The weight of money pressing on real estate in world cities is a widely reported phenomenon. London was the second most invested world city after New York by large-scale investors in the year to June 2015 according to Real Capital Analytics.
With large-scale institutions and private investors all looking to invest in real estate, is there too much money pointing at the city?
FIGURE 21Most active markets
But it is not just institutions and corporations who are focused on real estate as an investment class. The type and range of players in the market has increased substantially since 2008 with Sovereign Wealth and private individuals entering the fray to a much greater extent.
A recent survey of global wealth advisers by Savills/Wealth Briefing showed that private wealth is very active in real estate with 45% investing more than a fifth of wealth in direct property holdings and 37% investing an additional sum amounting to more than 10% of their wealth in indirect property holdings (property companies and REITs for example). Only 9% of these survey respondents said their clients were planning to decrease their exposure to direct property and 13% to decrease their indirect holdings.

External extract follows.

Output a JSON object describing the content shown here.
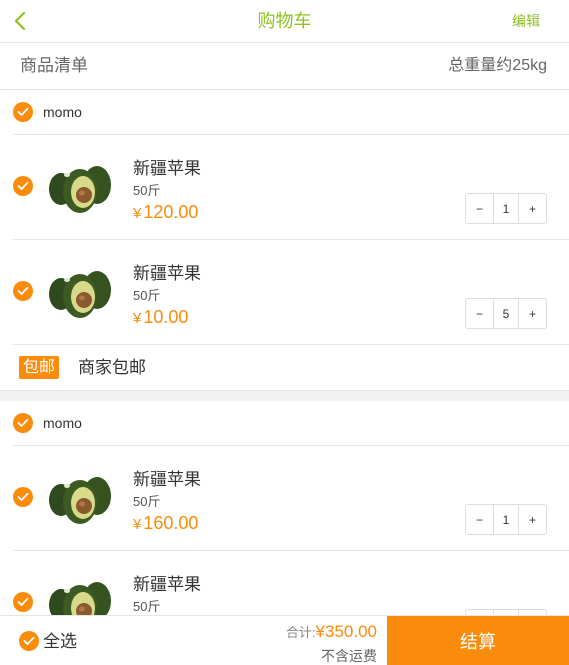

Much of the recent buying activity in real estate has been directed at prime property in world cities, and buying behaviour has been focused on London and top US cities. Our survey of private wealth property holdings in 2014 shows few signs of activity abating. According to the Savills/Wealth Briefing survey, 67% of high net worth private clients want to buy more real estate in North America and 63% in the United Kingdom. This compares with only 37% who are looking to buy in China and Hong Kong, for example.
One characteristic of private wealth is that it is focused on different sectors of property to institutional money. Residential property, development land and agricultural land are the three top buys on private clients’ shopping lists (72% of all respondents say their clients are looking at this sector). But offices also feature prominently, with 50% looking to buy in this sector.
The implications of this for London are that money will likely continue to press on the city’s real estate markets. For those seeking the best income returns from day one, the extent to which this weight of money suppresses yields and increases prices means for them, too much money is pointing at the city.
Consequently, we anticipate that the smart, income-seeking money will increasingly move away from the prime centre to the higher-yielding periphery and even outside of London. Some of it already is, with high-quality city markets like Oxford, Cambridge and Edinburgh already seeing significant investment activity.
Those seeking capital growth will do well to look at the underlying fundamentals of rental growth and the prospects of its continuance, as there is very little scope for further investment yield reductions to boost prices.
Meanwhile, trophy properties, such as mansions, farms and sporting estates, are also beginning to see increased activity and we expect this to grow. Access to London, even from these more far flung retreats, will still be important, so the western corridor with access to Heathrow and the world beyond will likely continue to be a favoured location.
FIGURE 22Most favoured residential property ownership locations by UHNWI
Source: Savills World Research / Wealth X